By Jeremy Reynalds, Ph.D.
Founder and CEO
Joy Junction Inc.
The conservative Christian advocacy organization is promoting a boycott of the store, saying it has “crossed the line by intentionally exposing women and girls to voyeurs and sexual predators with their restroom and dressing room policy.”
Please don’t think of this article as a condemnation or endorsement of the AFA boycott, but a plea to think about the simple question posted by Pastor Carlos Rodriguez in a recent article , “If we keep boycotting each other, then when are we going to engage each other?”
Despite that, there are apparently over 1,000,000 people who have signed the petition to avoid the store.
The petition reads in part, “Target’s policy is exactly how sexual predators get access to their victims. And with Target publicly boasting that men can enter women’s bathrooms, where do you think predators are going to go? Clearly, Target’s dangerous new policy poses a danger to wives and daughters.”
However, research by a local CBS affiliate didn’t back up that contention..
The station was unable to find even one recorded case in the United States of a predator posing as a transgender person committing a bathroom assault.
However, there was one 2014 case in Canada.
“A man there pretended to be transgender and assaulted two females at a women’s shelter. He was later confined indefinitely to a security hospital as a dangerous sex offender and mentally ill.”
According to The Street, Target is not the first company to be caught in AFA’s crosshairs. It’s had run-ins with a number of companies in the past, including Walmart.
In 2006, the association told shoppers to boycott Walmart’s post-Thanksgiving sales because of its outreach to some gay-rights organizations.
More recently, the association encouraged consumers to stop using PayPal after it withdrew its expansion plans in Charlotte, North Carolina.
So while we’re busy flooding social media with anti Target comments, could we be using our resources more profitably? All of us only have a limited amount of time and discretionary funds, so could we make better use of those resources?

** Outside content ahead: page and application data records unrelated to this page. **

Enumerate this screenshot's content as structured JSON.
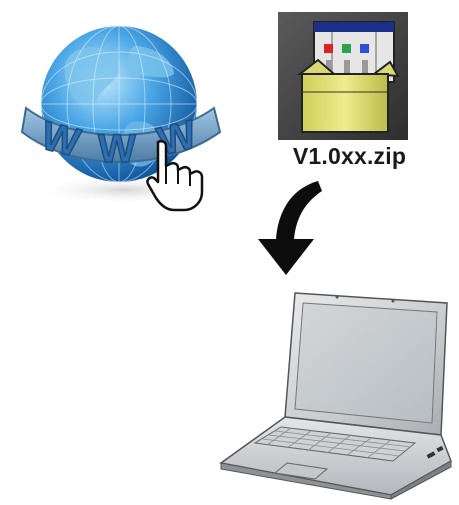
{
  "globe": {
    "label": "WWW",
    "letters": [
      "W",
      "W",
      "W"
    ]
  },
  "archive": {
    "file_name": "V1.0xx.zip",
    "icon": "zip-archive-icon"
  },
  "arrow": {
    "icon": "curved-down-arrow-icon"
  },
  "device": {
    "icon": "laptop-icon"
  },
  "colors": {
    "globe_blue": "#1f7fd1",
    "globe_light": "#8fd0f5",
    "archive_box": "#e3e27b",
    "archive_bg": "#4a4a4a",
    "text": "#1a1a1a",
    "laptop_silver": "#c9cdd0"
  }
}
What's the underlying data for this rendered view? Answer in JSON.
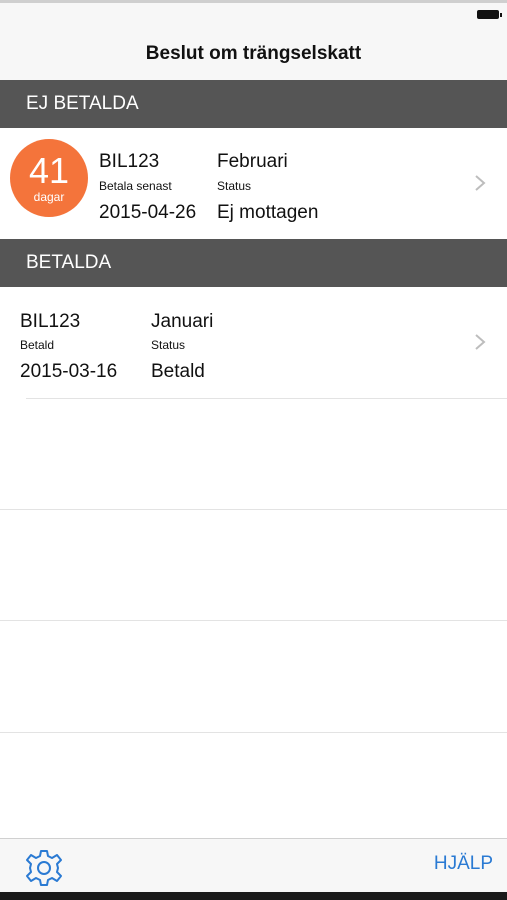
{
  "nav": {
    "title": "Beslut om trängselskatt"
  },
  "unpaid": {
    "header": "EJ BETALDA",
    "items": [
      {
        "days": "41",
        "days_unit": "dagar",
        "plate": "BIL123",
        "date_label": "Betala senast",
        "date": "2015-04-26",
        "month": "Februari",
        "status_label": "Status",
        "status": "Ej mottagen"
      }
    ]
  },
  "paid": {
    "header": "BETALDA",
    "items": [
      {
        "plate": "BIL123",
        "date_label": "Betald",
        "date": "2015-03-16",
        "month": "Januari",
        "status_label": "Status",
        "status": "Betald"
      }
    ]
  },
  "toolbar": {
    "settings_icon": "gear-icon",
    "help_label": "HJÄLP"
  },
  "colors": {
    "accent": "#2a7ad3",
    "badge": "#f4743b",
    "section_header": "#555555"
  }
}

If you’re in New Mexico, remember that in a 2015 report, we were at 21.3 percent and ranked 50th in states of people who had incomes below the poverty line ($23,834 for a family of four) in 2014.
Then there was a 2016 article in the Santa Fe New Mexican which reported that New Mexico has the highest rate of child poverty in the United States, according to a study by New Mexico Voices for Children, an Albuquerque-based advocacy group.
Oh, and don’t forget that according to the New Mexico Association of Food Banks , nearly 70,000 New Mexicans seek food assistance weekly. That’s the equivalent of a city the size of Santa Fe needing emergency assistance every week.
Between 30 and 40 percent of the members of households seeking food assistance are children under the age of 18.
Twenty-one percent of the people seeking food assistance in New Mexico are senior citizens.
Sixty-one percent of households report that in the previous year they had to choose between paying utilities or buying food. Of this group, 33 percent reported that they have to make this tough choice every month.
Forty-eight percent of households report having to choose between paying their rent or mortgage or buying food. Nineteen percent of this group are forced to make this choice every month.
With that in mind, where are your resources going? It’s worth a thought. To quote again from Carlos Rodriguez, “As a believer of Jesus I choose not to join the righteous noise of boycotting, but rather to talk about God with those who have no access.”
When it comes to those in poverty, there are more and more of them. At Joy Junction we’re providing over 16,000 meals a month and sheltering as many as 300 people a night. Will you join me to gather a million signature petition to boycott and “target” homelessness and hunger- starting right here in Albuquerque?